(Data records)
╔══

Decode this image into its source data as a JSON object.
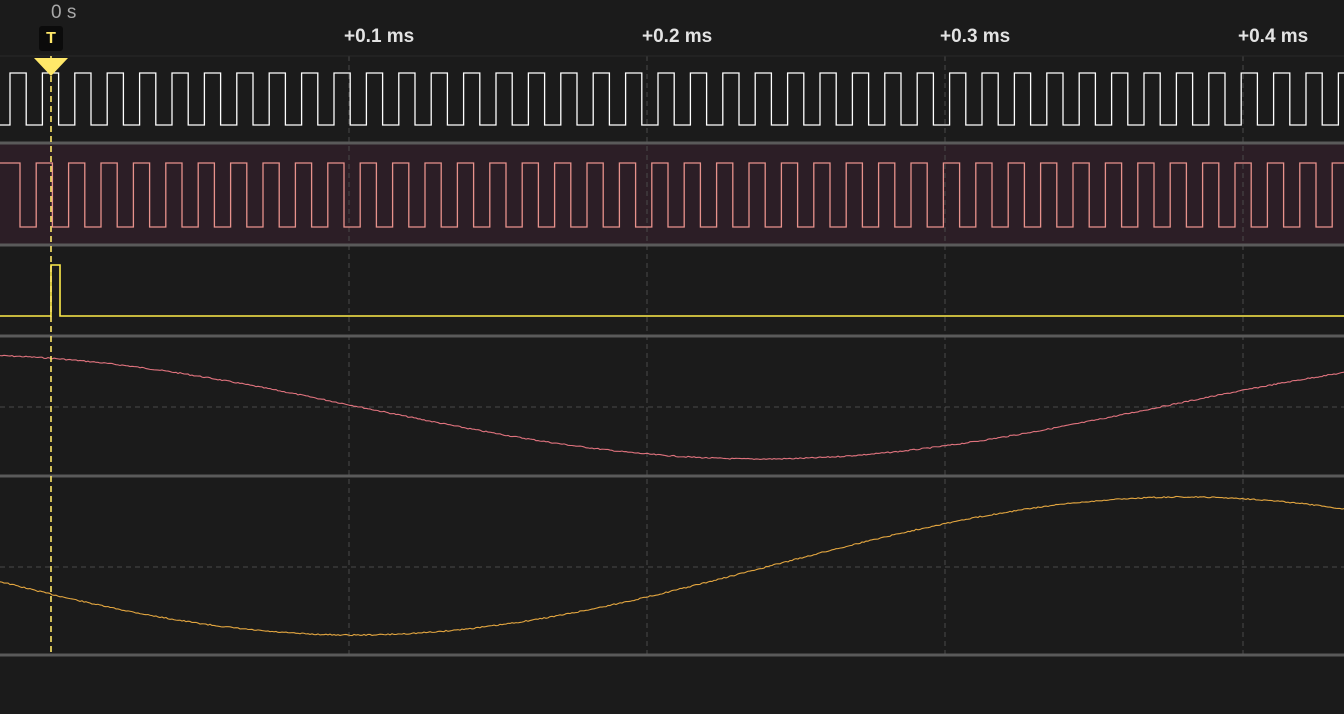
{
  "timeline": {
    "trigger_time_label": "0 s",
    "trigger_marker_label": "T",
    "ticks": [
      "+0.1 ms",
      "+0.2 ms",
      "+0.3 ms",
      "+0.4 ms"
    ]
  },
  "channels": [
    {
      "kind": "clock",
      "color": "#ffffff",
      "periods": 41.5
    },
    {
      "kind": "clock",
      "color": "#e8928c",
      "background": "#2c1e26",
      "selected": true,
      "periods": 41.5
    },
    {
      "kind": "pulse",
      "color": "#ffec4a"
    },
    {
      "kind": "analog",
      "color": "#e0737e",
      "waveform": "sine",
      "phase": "min near +0.23 ms"
    },
    {
      "kind": "analog",
      "color": "#e3a640",
      "waveform": "sine",
      "phase": "min near +0.08 ms"
    }
  ],
  "colors": {
    "background": "#1b1b1b",
    "grid": "#4a4a4a",
    "separator": "#5a5a5a",
    "trigger": "#ffe869"
  },
  "icons": {
    "trigger": "trigger-marker-icon"
  }
}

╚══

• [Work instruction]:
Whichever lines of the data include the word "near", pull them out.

• [Result of the exercise]:
      "phase": "min near +0.23 ms"
      "phase": "min near +0.08 ms"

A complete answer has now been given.